Meet Tracy, she’s an infant in a world that really cares about education, and takesit seriously; in her world, education starts at infancy. When she’s just three months old,she’s going to begin learning a new language.
At this stage in her development, her young brain is more capable of internalizinga language than ever in her life, so it stands to reason that linguistic education would startat such a fertile stage.
A world that takes education seriously would recognize that education is the foundationof freedom, liberty, and true civilization;
Empowered by superior education, rather than superior militarily force, acivilized world applies knowledge, scientifically derived, in order to improve standardsof life, liberty, and happiness.
Grounding their resources in the roots of education, and their economy in the fruitsof education, a school system becomes a center for local production and consumption,full circle, replacing the mall and all it stands for; those employed by the educationsystem are rewarded like doctors and athletes of today, thus increasing the incentive to bea part of the system.
At infancy, Tracy’s teacher is none other than Susanna, a Spanish
-speakinggrandmother with minimal education, and virtually no education experience.
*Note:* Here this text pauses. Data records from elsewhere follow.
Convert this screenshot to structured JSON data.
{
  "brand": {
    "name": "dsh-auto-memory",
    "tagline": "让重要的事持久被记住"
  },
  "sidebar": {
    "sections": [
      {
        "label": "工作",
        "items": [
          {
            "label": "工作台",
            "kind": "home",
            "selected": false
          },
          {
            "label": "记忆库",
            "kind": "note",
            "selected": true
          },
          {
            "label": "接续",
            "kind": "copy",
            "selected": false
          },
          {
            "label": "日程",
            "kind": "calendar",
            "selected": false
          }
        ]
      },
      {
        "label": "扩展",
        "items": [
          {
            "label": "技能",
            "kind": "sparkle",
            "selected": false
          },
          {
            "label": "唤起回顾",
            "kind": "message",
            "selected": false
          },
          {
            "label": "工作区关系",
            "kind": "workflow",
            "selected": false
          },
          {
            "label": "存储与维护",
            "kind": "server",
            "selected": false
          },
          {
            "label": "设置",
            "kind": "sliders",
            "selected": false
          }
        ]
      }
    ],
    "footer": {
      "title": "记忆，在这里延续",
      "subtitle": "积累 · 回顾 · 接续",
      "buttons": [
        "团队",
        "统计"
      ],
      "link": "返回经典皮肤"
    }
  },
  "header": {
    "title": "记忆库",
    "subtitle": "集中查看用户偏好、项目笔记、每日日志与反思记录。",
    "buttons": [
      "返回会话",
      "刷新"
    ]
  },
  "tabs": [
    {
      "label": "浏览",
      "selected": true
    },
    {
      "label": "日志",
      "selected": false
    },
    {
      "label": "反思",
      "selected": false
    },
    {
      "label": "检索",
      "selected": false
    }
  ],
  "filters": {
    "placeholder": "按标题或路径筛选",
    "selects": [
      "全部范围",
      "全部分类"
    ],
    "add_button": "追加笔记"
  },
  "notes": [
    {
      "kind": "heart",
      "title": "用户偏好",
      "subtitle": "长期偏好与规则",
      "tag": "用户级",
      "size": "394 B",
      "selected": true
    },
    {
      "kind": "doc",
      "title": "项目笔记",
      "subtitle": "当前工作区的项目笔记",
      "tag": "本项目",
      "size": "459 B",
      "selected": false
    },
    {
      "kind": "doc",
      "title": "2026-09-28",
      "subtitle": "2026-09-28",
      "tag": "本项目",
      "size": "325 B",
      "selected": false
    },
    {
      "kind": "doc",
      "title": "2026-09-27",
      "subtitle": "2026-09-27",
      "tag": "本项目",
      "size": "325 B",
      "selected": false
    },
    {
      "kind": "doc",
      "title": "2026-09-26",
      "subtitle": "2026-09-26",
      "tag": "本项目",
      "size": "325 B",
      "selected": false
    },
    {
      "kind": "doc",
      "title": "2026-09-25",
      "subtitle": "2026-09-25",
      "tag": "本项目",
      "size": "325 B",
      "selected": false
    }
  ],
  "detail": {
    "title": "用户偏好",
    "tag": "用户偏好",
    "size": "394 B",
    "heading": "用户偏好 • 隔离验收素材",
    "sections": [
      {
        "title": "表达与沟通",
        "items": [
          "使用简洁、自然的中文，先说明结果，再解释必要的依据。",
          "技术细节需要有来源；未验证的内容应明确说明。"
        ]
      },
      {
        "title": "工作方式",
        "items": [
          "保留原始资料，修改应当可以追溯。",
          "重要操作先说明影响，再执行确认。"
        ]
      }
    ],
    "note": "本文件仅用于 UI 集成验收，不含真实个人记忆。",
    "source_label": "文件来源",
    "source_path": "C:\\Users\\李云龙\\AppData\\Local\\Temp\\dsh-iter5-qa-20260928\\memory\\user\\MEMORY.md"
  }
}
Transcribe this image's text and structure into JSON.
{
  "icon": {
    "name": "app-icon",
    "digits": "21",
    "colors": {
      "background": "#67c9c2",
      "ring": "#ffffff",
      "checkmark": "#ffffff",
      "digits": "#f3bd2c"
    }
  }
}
She has nodegree from any college, yet she is able to perform a valid role in the school system andget satisfaction from serving her community because she fits two simple requirements:she has no criminal background, and her primary language is not English.
Susanna will cradle little Tracy in her arms for an hour, speaking to her for theentire duration, and then, when Susanna sees the hour is up, she will place little Tracy onthe floor or in her crib, and begin cradling another infant.
At infancy, it truly should be the standard that a child hears and listens to anotherlanguage from not only one person, but a family of foreign speakers; something as simpleas housing foreign speaking families, perhaps families in need, and reapplying thoseforces towards educating infants will reorganize an economic structure; improving livesand even paying them additionally for cultivating an organic farm located on thepremises of the school.
Based on information and evidence of ecological and social improvement, thereward system is based on reciprocation to the environment that a school demonstrates.
This very practice is what Tracy
parents and their generation call developmentaleducation. The process of education taken seriously uses the stages of childhooddevelopment to determine the curriculum and intensity of the subjects.
As Tracy develops into a child, around three years old being a milestone indevelopment, she will begin learning grammar with teachers that are professors of theirfield; with classes consisting of one subject per day, her focus is not divided amongmultiple subjects; by having one focus per day, the system is allowing her to internalizeand understand the subject, rather than being flung from one to another, confusing heryoung mind.
Along with that one subject however, Tracy has hour-
long recesses or practicum’s,
which consist of agriculture, martial arts, and music
all of which are community